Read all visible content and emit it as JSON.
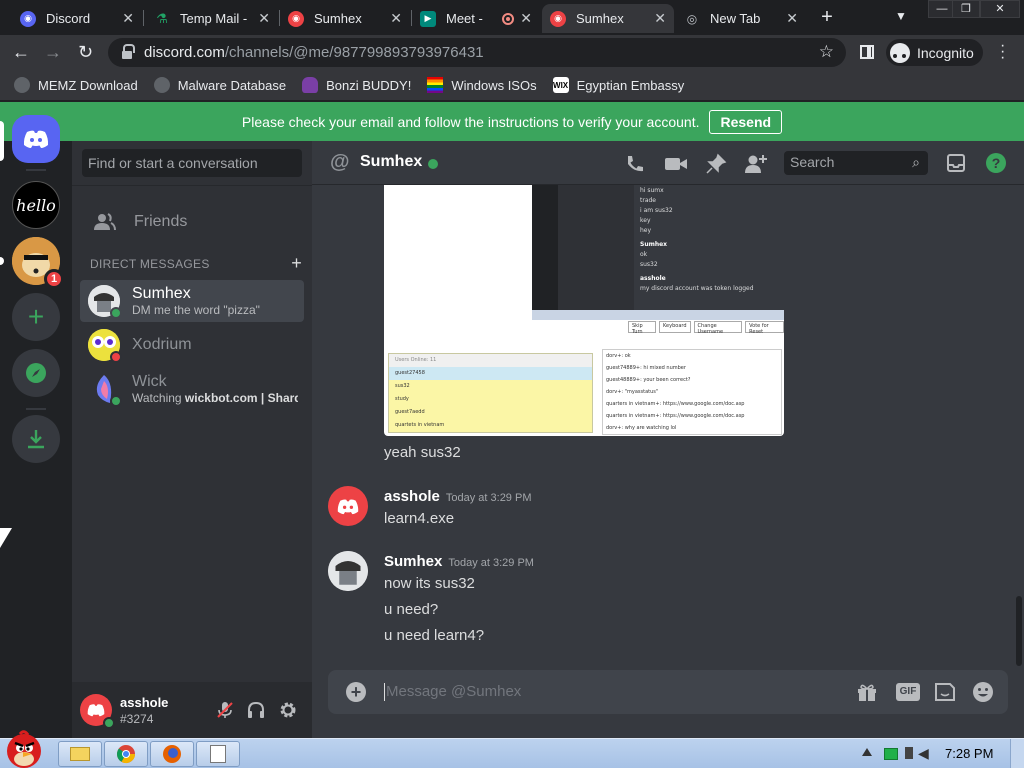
{
  "browser": {
    "tabs": [
      {
        "title": "Discord",
        "icon": "discord-icon",
        "color": "#5865f2"
      },
      {
        "title": "Temp Mail -",
        "icon": "tempmail-icon",
        "color": "#21a366"
      },
      {
        "title": "Sumhex",
        "icon": "discord-red-icon",
        "color": "#ed4245"
      },
      {
        "title": "Meet -",
        "icon": "meet-icon",
        "color": "#00897b"
      },
      {
        "title": "Sumhex",
        "icon": "discord-red-icon",
        "color": "#ed4245"
      },
      {
        "title": "New Tab",
        "icon": "incognito-icon",
        "color": "#9aa0a6"
      }
    ],
    "url_domain": "discord.com",
    "url_path": "/channels/@me/987799893793976431",
    "profile_label": "Incognito",
    "bookmarks": [
      {
        "label": "MEMZ Download",
        "icon": "globe-icon"
      },
      {
        "label": "Malware Database",
        "icon": "globe-icon"
      },
      {
        "label": "Bonzi BUDDY!",
        "icon": "bonzi-icon"
      },
      {
        "label": "Windows ISOs",
        "icon": "rainbow-flag-icon"
      },
      {
        "label": "Egyptian Embassy",
        "icon": "wix-icon"
      }
    ]
  },
  "banner": {
    "text": "Please check your email and follow the instructions to verify your account.",
    "button": "Resend"
  },
  "guilds": {
    "server_labels": [
      "hello"
    ],
    "mention_count": "1"
  },
  "dm_sidebar": {
    "search_placeholder": "Find or start a conversation",
    "friends_label": "Friends",
    "dm_heading": "DIRECT MESSAGES",
    "dms": [
      {
        "name": "Sumhex",
        "status_text": "DM me the word \"pizza\"",
        "status": "online"
      },
      {
        "name": "Xodrium",
        "status_text": "",
        "status": "dnd"
      },
      {
        "name": "Wick",
        "status_prefix": "Watching ",
        "status_bold": "wickbot.com | Shard...",
        "status": "online"
      }
    ],
    "user": {
      "name": "asshole",
      "tag": "#3274"
    }
  },
  "channel": {
    "name": "Sumhex",
    "search_placeholder": "Search",
    "screenshot_right_lines": [
      "hi sumx",
      "trade",
      "i am sus32",
      "key",
      "hey",
      "Sumhex",
      "ok",
      "sus32",
      "asshole",
      "my discord account was token logged"
    ],
    "screenshot_buttons": [
      "Skip Turn",
      "Keyboard",
      "Change Username",
      "Vote for Reset"
    ],
    "screenshot_list": [
      "Users Online: 11",
      "guest27458",
      "sus32",
      "study",
      "guest7aedd",
      "quartets in vietnam"
    ],
    "screenshot_chat": [
      "dorv+: ok",
      "guest74889+: hi mixed number",
      "guest48889+: your been correct?",
      "dorv+: \"myasstatus\"",
      "quarters in vietnam+: https://www.google.com/doc.asp",
      "quarters in vietnam+: https://www.google.com/doc.asp",
      "dorv+: why are watching lol"
    ],
    "messages": [
      {
        "author": "",
        "time": "",
        "lines": [
          "yeah sus32"
        ]
      },
      {
        "author": "asshole",
        "time": "Today at 3:29 PM",
        "lines": [
          "learn4.exe"
        ]
      },
      {
        "author": "Sumhex",
        "time": "Today at 3:29 PM",
        "lines": [
          "now its sus32",
          "u need?",
          "u need learn4?"
        ]
      }
    ],
    "composer_placeholder": "Message @Sumhex",
    "gif_label": "GIF"
  },
  "taskbar": {
    "time": "7:28 PM"
  },
  "colors": {
    "discord_blurple": "#5865f2",
    "online": "#3ba55d",
    "dnd": "#ed4245",
    "banner": "#3ba55d"
  }
}
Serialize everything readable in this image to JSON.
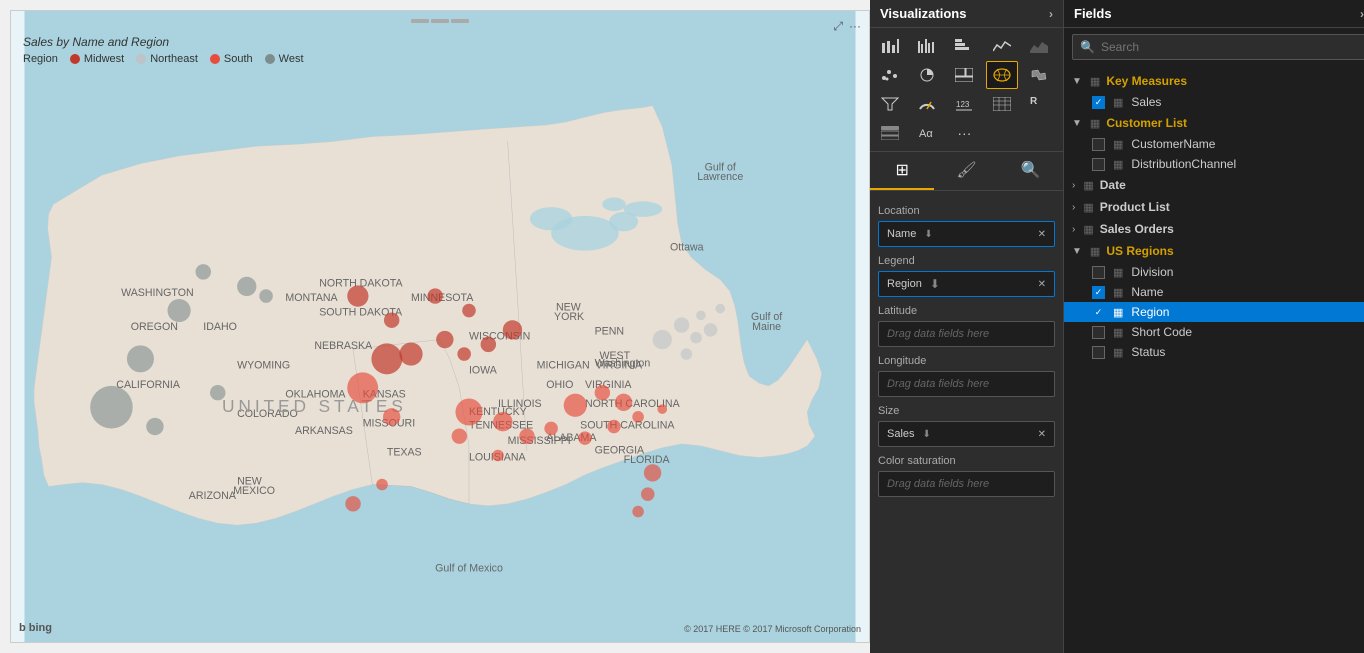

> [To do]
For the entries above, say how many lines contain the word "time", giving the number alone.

> [Result]
4